Top of The data

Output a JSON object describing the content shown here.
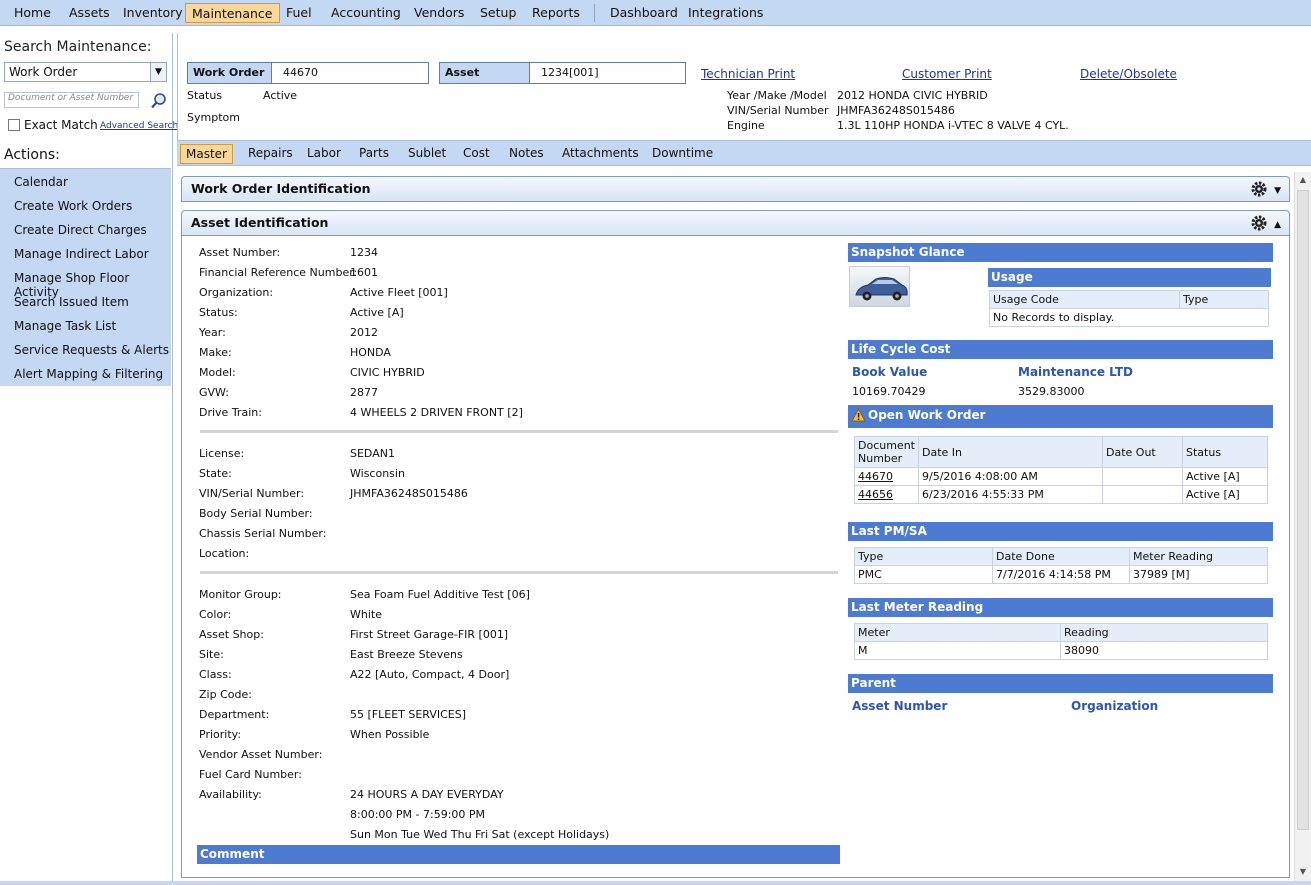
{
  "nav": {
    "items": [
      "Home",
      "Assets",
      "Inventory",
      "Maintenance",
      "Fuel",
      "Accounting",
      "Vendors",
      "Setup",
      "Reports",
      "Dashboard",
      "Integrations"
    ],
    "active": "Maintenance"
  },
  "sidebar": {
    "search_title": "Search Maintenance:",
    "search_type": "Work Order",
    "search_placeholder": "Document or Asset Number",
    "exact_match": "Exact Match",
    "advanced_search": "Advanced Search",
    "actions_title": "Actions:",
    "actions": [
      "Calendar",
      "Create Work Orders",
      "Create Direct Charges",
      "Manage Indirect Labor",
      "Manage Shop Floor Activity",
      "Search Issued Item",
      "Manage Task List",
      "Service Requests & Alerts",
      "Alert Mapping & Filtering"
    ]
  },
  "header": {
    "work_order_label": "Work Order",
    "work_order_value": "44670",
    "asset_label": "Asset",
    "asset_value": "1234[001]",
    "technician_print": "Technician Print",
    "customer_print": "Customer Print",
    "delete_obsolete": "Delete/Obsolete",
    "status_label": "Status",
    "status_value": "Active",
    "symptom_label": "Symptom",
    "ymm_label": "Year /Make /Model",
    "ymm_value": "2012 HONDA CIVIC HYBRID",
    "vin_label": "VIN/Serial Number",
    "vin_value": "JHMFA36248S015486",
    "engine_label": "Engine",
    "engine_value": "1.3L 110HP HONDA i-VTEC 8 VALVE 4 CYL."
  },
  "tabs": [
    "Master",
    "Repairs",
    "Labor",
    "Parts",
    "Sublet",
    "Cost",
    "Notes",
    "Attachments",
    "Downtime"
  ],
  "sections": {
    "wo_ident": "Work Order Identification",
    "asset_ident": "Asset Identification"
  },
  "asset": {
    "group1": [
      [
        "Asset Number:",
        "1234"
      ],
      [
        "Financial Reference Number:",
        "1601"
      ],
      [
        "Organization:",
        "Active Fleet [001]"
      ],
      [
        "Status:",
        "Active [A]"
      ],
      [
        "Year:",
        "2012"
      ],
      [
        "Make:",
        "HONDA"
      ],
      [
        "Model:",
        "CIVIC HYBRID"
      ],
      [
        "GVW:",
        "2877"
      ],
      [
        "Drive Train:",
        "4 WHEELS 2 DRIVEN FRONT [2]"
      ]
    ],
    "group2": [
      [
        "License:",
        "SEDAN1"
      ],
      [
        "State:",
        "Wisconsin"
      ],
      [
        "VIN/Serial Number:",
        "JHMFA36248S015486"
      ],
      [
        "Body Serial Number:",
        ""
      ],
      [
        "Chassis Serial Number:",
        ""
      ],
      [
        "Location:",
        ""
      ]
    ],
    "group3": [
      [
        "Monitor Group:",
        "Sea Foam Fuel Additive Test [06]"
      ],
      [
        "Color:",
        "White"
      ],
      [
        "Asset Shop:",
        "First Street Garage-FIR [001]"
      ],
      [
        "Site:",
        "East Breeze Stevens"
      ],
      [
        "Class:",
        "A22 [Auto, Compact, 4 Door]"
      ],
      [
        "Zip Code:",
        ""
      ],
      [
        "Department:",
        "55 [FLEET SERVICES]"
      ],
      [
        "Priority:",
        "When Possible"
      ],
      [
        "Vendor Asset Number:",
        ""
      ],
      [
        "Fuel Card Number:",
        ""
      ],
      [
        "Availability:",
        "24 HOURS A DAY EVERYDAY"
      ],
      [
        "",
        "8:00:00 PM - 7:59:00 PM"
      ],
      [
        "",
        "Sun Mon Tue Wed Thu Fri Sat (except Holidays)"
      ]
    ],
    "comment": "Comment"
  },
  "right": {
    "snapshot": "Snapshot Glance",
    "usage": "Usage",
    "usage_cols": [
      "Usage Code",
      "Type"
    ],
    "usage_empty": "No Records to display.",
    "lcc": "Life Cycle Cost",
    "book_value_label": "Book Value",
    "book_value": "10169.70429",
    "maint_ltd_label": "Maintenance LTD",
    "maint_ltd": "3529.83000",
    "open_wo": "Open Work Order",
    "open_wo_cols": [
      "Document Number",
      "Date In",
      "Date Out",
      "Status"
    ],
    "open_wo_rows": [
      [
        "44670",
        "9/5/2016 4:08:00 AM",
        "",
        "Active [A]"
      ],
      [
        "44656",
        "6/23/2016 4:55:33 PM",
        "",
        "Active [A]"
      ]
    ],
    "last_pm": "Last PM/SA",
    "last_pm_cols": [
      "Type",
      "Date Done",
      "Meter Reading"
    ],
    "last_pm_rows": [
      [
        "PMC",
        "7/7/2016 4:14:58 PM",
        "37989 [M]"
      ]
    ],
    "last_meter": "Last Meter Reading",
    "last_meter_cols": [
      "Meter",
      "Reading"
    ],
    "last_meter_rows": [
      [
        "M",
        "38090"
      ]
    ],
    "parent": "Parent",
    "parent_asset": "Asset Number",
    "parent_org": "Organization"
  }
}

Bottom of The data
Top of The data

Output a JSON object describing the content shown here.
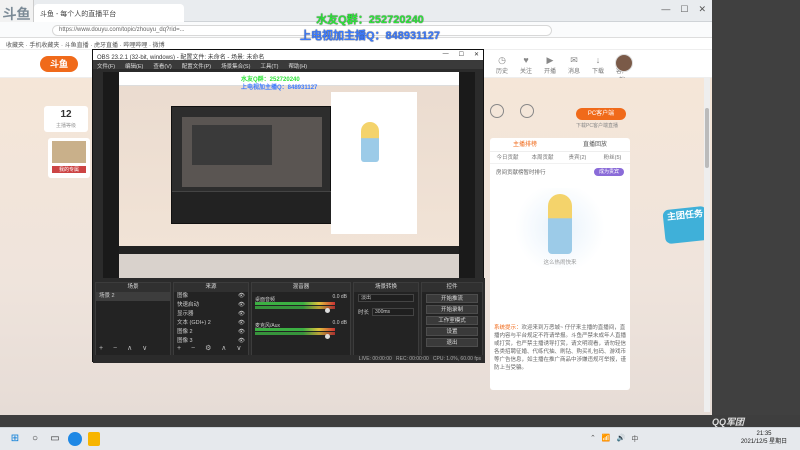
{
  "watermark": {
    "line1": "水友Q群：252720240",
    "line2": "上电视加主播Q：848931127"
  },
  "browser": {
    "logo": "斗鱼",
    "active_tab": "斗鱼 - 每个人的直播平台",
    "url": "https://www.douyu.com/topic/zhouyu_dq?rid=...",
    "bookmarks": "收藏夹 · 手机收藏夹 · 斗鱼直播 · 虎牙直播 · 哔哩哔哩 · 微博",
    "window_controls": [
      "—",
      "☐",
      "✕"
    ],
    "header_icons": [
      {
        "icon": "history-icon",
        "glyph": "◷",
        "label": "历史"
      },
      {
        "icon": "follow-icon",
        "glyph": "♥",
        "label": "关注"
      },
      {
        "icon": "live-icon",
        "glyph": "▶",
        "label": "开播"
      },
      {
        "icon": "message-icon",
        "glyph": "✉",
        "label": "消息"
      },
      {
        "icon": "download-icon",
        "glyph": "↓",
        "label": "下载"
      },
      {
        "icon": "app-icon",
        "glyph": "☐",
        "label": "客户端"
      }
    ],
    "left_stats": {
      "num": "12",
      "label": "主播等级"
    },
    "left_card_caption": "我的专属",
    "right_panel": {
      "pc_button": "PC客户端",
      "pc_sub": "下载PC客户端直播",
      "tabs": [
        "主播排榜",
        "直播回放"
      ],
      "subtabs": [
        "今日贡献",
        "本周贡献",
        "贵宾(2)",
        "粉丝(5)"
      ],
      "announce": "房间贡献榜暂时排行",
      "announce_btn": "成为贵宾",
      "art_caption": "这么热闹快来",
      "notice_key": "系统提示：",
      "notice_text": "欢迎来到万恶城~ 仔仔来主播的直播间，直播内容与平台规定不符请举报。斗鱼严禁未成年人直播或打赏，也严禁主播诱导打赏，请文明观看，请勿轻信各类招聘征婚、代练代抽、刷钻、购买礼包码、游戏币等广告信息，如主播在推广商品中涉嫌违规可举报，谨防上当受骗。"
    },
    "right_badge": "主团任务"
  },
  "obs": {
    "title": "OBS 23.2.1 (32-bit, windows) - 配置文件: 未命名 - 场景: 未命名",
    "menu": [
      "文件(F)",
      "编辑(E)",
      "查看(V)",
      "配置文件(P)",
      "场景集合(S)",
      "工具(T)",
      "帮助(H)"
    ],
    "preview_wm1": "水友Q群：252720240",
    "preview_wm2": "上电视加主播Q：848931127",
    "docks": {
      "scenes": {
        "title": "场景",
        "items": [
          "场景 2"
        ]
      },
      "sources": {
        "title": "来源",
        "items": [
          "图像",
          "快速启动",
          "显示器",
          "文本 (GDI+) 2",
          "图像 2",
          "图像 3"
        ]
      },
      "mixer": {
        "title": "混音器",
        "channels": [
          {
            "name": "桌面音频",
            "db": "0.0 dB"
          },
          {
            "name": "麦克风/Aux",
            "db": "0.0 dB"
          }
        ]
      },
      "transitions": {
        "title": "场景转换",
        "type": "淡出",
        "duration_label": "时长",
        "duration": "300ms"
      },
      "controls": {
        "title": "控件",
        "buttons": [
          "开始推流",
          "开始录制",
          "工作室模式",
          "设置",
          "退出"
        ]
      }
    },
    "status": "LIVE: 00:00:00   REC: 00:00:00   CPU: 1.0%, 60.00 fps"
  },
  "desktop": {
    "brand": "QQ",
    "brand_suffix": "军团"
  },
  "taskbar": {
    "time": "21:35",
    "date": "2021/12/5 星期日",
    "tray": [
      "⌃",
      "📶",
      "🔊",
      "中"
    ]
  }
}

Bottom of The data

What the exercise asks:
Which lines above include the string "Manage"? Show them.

Your solution:
      "Manage Indirect Labor",
      "Manage Shop Floor Activity",
      "Manage Task List",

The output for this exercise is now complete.